Needed from the data below: all lines that contain the word "just".

Top of The records

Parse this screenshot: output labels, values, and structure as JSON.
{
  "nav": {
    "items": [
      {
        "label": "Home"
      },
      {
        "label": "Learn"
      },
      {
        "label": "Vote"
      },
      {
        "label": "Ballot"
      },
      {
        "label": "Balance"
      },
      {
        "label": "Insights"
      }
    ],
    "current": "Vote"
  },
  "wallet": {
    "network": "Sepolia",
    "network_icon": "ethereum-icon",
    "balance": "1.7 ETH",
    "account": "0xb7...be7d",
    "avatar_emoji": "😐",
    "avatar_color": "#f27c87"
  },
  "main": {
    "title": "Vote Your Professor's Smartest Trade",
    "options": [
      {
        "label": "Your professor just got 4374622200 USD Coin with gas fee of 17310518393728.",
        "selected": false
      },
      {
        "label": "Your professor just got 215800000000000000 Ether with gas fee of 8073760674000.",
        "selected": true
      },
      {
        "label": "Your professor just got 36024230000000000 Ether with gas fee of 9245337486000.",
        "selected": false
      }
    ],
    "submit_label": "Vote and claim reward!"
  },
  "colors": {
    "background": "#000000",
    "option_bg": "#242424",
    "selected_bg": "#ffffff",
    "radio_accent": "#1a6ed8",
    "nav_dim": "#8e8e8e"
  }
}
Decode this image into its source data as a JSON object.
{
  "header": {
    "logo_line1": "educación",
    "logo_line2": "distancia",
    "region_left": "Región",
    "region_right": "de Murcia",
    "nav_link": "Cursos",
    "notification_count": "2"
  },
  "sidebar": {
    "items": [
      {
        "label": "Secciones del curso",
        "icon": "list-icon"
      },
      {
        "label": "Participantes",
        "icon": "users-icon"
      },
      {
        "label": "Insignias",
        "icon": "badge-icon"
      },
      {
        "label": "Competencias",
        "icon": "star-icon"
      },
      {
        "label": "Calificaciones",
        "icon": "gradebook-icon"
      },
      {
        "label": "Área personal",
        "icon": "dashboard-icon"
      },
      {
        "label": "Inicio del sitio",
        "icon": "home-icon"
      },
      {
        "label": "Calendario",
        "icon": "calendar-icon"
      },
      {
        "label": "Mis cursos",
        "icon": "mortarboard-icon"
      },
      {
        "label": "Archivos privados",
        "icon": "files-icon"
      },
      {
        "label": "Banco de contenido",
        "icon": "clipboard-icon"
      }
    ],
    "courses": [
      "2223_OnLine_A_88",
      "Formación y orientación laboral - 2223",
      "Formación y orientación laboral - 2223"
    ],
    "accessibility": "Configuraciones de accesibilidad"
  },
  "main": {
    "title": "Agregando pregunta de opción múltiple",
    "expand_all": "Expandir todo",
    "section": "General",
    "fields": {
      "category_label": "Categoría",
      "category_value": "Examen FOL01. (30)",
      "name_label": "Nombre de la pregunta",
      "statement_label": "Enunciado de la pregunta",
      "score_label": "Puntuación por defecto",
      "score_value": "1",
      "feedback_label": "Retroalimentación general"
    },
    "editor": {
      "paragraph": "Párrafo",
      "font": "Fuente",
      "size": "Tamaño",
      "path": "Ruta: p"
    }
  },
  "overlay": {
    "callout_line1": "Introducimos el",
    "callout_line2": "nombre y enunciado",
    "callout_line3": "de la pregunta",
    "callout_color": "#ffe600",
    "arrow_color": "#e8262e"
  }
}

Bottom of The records

Exercise response:
        "label": "Your professor just got 4374622200 USD Coin with gas fee of 17310518393728.",
        "label": "Your professor just got 215800000000000000 Ether with gas fee of 8073760674000.",
        "label": "Your professor just got 36024230000000000 Ether with gas fee of 9245337486000.",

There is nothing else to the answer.